● **Task item**: Across the entries below, how many lines include "напряжение"? Give the number and nothing else.

---------- Available data

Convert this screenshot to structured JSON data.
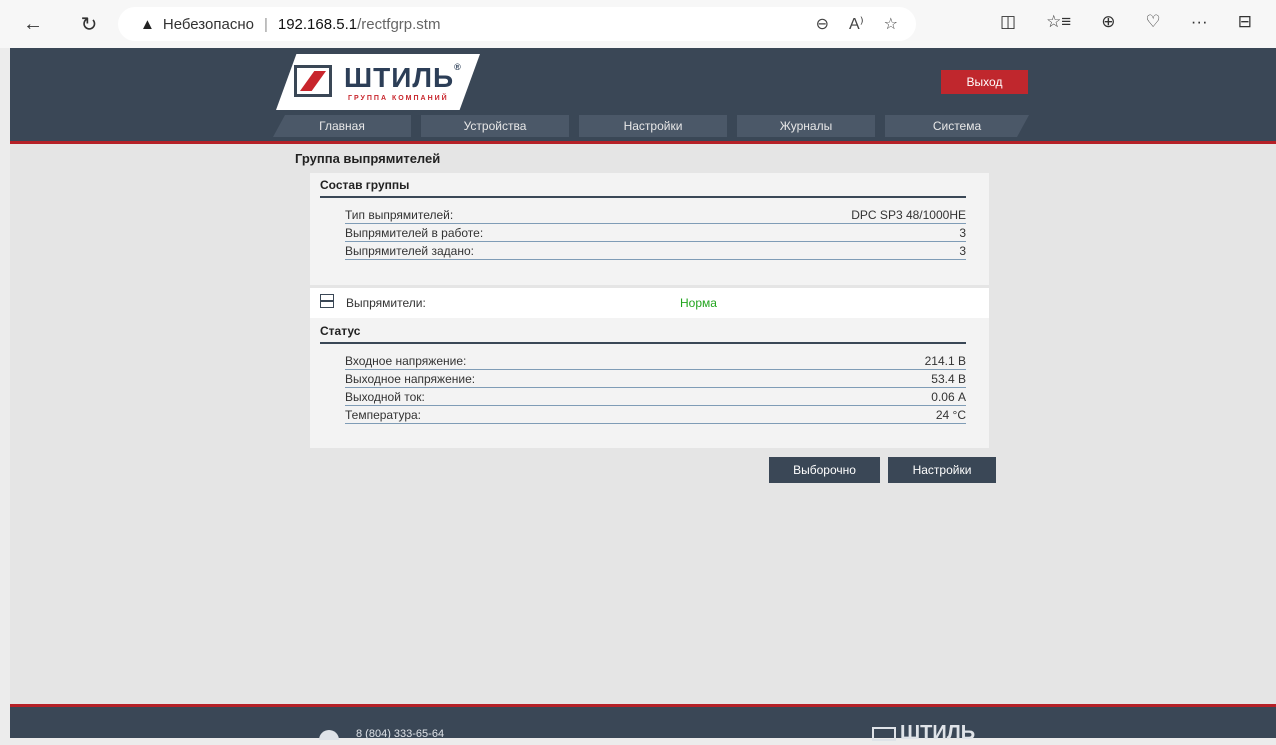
{
  "browser": {
    "back_icon": "←",
    "refresh_icon": "↻",
    "warning_icon": "▲",
    "security_label": "Небезопасно",
    "host": "192.168.5.1",
    "path": "/rectfgrp.stm",
    "zoom_icon": "⊖",
    "read_aloud_icon": "A⁾",
    "favorite_icon": "☆",
    "toolbar_icons": [
      "◫",
      "☆≡",
      "⊕",
      "♡",
      "···",
      "⊟"
    ]
  },
  "header": {
    "logo_text": "ШТИЛЬ",
    "logo_reg": "®",
    "logo_sub": "ГРУППА КОМПАНИЙ",
    "exit_label": "Выход",
    "nav": [
      {
        "label": "Главная"
      },
      {
        "label": "Устройства"
      },
      {
        "label": "Настройки"
      },
      {
        "label": "Журналы"
      },
      {
        "label": "Система"
      }
    ]
  },
  "main": {
    "title": "Группа выпрямителей",
    "composition": {
      "heading": "Состав группы",
      "rows": [
        {
          "label": "Тип выпрямителей:",
          "value": "DPC SP3 48/1000HE"
        },
        {
          "label": "Выпрямителей в работе:",
          "value": "3"
        },
        {
          "label": "Выпрямителей задано:",
          "value": "3"
        }
      ]
    },
    "rectifiers": {
      "label": "Выпрямители:",
      "value": "Норма",
      "status_heading": "Статус",
      "rows": [
        {
          "label": "Входное напряжение:",
          "value": "214.1 В"
        },
        {
          "label": "Выходное напряжение:",
          "value": "53.4 В"
        },
        {
          "label": "Выходной ток:",
          "value": "0.06 А"
        },
        {
          "label": "Температура:",
          "value": "24 °С"
        }
      ]
    },
    "buttons": {
      "selective": "Выборочно",
      "settings": "Настройки"
    }
  },
  "footer": {
    "phone": "8 (804) 333-65-64",
    "logo_text": "ШТИЛЬ"
  }
}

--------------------

● **Output below**: 2